We become adept at carrying it, stuffing it, hiding it places. It leaks from our eyes when we least expect it. We sob in the shower, the car, on the bathroom floor. We dry our tears, put our masks back on, so we can move and be and live in the world, to the best of our ability.

Grief steals the person we used to be, and we grieve that, too. The person staring back at us in the mirror becomes almost unrecognizable. We wish we could be who we used to be, too.

We are broken, but there is no fix for our heartache.

We carry it with us, always. Grief exhausts us to the bone. There is no reprieve. No minute, hour, or day off from being a bereaved parent. Once a bereaved parent, always a bereaved parent. There is no going back.

Even during happy or joyful moments, the pain and sadness is always there. A permanent undercurrent, a pulse of pain.

We learn how to carry it all: the joy, the pain, the love, the sadness. Eventually we become an expert at carrying it all.

The moment our child died is now, yesterday, tomorrow, forever. It is the past, the present, and the future. It was not just one finite horrific moment in time that happened last whenever. It is not just the moment, the hour, the second, the millisecond our life became permanently divided into before and after.

You might say, “But she died last year!” Or 10 years ago, or five. No. No, she didn’t.

Our child dies all over again every morning we wake up.
And again every moment they are (yet again) missing.
And again every moment in between.
And again every breath we take.

Our child dies again every moment they are not here with us– for the rest of our lives.

The truth of this fact is almost impossible to express. How many deaths can one parent endure?

For the rest of our lives we will struggle to accept and understand this very fact: our child is dead. And in the incessant replay of our minds our child will keep dying all over again for the rest of our lives.

This is child loss. It is never over. It is always happening. Again and again and again.

We live and relive it. It is now, yesterday, tomorrow– forever.

Just like our love for our child is now, yesterday, tomorrow, forever. It spans both directions. There is no end.

Please remember this next time you hear someone tell a bereaved parent they are dwelling, stuck, depressed, not moving on; that they should just hurry up and get over it– or any other common judgment or misconception. Our pain, our love, and our child cannot be watered down to such phrases, such shallow summations. It does not even begin to capture or express the reality of our day-to-day lives, nor the eternal ache and love in our hearts.

To understand child loss, you have to think about every second, minute, hour, day, month and year a bereaved parent has to live without their precious child– a lifetime— not just the finite moment in time their child died. Every missed milestone, every heart beat, every breath without them, hurts. It hurts now, now and now. It will still be painful 10 and 20 years from now. It will remain an ever-present ache in our heart, soul, mind and body always– until our very last breath.

Child loss is never over. It is a loss that spans a bereaved parent’s entire life.
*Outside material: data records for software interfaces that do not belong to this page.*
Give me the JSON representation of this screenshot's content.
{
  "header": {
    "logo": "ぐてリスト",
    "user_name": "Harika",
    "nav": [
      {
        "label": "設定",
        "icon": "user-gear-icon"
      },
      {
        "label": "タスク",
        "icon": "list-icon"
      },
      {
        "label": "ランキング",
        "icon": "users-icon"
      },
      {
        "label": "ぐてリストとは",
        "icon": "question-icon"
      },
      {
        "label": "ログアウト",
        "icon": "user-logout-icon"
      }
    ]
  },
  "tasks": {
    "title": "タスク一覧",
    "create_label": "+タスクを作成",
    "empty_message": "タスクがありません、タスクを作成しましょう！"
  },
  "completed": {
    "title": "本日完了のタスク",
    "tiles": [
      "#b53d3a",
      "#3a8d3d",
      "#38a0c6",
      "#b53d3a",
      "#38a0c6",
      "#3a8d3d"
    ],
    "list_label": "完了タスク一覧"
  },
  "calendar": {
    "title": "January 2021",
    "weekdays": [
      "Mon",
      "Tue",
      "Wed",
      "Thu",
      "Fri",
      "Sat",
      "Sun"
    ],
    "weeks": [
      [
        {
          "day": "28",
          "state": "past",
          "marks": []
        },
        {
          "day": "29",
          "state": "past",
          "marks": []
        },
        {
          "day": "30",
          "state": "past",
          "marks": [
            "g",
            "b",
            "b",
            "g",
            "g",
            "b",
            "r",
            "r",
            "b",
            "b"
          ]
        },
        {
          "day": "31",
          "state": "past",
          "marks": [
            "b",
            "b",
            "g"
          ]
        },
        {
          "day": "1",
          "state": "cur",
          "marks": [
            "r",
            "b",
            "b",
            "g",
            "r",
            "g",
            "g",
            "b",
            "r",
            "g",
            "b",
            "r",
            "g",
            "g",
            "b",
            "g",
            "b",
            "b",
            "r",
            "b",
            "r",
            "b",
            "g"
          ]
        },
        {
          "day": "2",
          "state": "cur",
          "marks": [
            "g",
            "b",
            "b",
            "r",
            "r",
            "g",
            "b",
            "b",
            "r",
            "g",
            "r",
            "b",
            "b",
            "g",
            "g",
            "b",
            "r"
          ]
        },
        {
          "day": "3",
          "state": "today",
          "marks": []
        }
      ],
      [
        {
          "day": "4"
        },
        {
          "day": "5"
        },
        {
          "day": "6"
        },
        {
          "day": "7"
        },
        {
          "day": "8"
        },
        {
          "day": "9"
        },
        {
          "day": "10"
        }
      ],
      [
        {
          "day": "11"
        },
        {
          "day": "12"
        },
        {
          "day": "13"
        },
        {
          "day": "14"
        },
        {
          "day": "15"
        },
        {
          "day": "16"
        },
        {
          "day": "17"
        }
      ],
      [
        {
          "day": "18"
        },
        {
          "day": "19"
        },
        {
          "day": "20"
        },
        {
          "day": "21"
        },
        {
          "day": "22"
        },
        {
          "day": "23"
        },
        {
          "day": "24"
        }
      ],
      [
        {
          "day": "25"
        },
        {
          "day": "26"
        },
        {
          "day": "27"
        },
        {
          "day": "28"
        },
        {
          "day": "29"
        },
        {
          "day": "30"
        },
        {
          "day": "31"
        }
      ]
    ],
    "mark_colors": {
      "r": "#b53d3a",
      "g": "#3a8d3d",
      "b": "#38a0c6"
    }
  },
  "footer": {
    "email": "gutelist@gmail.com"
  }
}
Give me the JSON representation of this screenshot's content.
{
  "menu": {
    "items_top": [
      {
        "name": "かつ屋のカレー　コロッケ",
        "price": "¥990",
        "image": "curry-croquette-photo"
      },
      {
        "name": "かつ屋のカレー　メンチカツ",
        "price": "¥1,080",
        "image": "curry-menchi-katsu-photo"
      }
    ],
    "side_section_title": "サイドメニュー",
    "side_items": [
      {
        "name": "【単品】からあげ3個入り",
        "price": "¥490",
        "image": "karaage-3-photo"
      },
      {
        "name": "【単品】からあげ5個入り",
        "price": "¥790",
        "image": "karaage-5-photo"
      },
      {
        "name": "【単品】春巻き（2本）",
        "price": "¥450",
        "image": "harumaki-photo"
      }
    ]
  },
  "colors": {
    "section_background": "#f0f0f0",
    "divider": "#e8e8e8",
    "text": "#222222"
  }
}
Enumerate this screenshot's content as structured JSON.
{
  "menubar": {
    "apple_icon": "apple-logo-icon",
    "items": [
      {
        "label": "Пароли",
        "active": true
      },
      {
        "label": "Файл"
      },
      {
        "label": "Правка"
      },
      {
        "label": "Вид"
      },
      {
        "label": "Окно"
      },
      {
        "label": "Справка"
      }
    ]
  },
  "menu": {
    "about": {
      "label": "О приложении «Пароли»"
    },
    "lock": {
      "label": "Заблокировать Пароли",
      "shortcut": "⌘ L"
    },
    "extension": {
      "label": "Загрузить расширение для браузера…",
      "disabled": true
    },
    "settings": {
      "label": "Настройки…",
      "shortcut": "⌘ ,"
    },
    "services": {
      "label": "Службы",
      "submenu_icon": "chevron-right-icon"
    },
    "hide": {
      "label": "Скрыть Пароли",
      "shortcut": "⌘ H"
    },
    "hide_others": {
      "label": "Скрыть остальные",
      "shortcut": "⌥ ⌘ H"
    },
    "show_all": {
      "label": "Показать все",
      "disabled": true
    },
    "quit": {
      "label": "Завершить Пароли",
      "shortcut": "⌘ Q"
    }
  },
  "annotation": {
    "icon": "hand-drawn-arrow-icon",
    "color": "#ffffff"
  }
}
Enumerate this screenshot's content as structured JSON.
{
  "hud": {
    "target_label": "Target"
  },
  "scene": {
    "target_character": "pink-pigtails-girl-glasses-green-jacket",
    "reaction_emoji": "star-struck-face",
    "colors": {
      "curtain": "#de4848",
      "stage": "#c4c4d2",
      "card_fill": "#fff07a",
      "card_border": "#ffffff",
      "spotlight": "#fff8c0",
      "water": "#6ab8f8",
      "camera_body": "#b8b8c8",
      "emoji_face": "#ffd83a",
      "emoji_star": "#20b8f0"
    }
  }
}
This is why we will never, ever, get over it. Because “it” is our precious, irreplaceable child. There is no getting over it. There is only love (and pain) to be bravely and courageously carried– for a lifetime.

You can read the full article here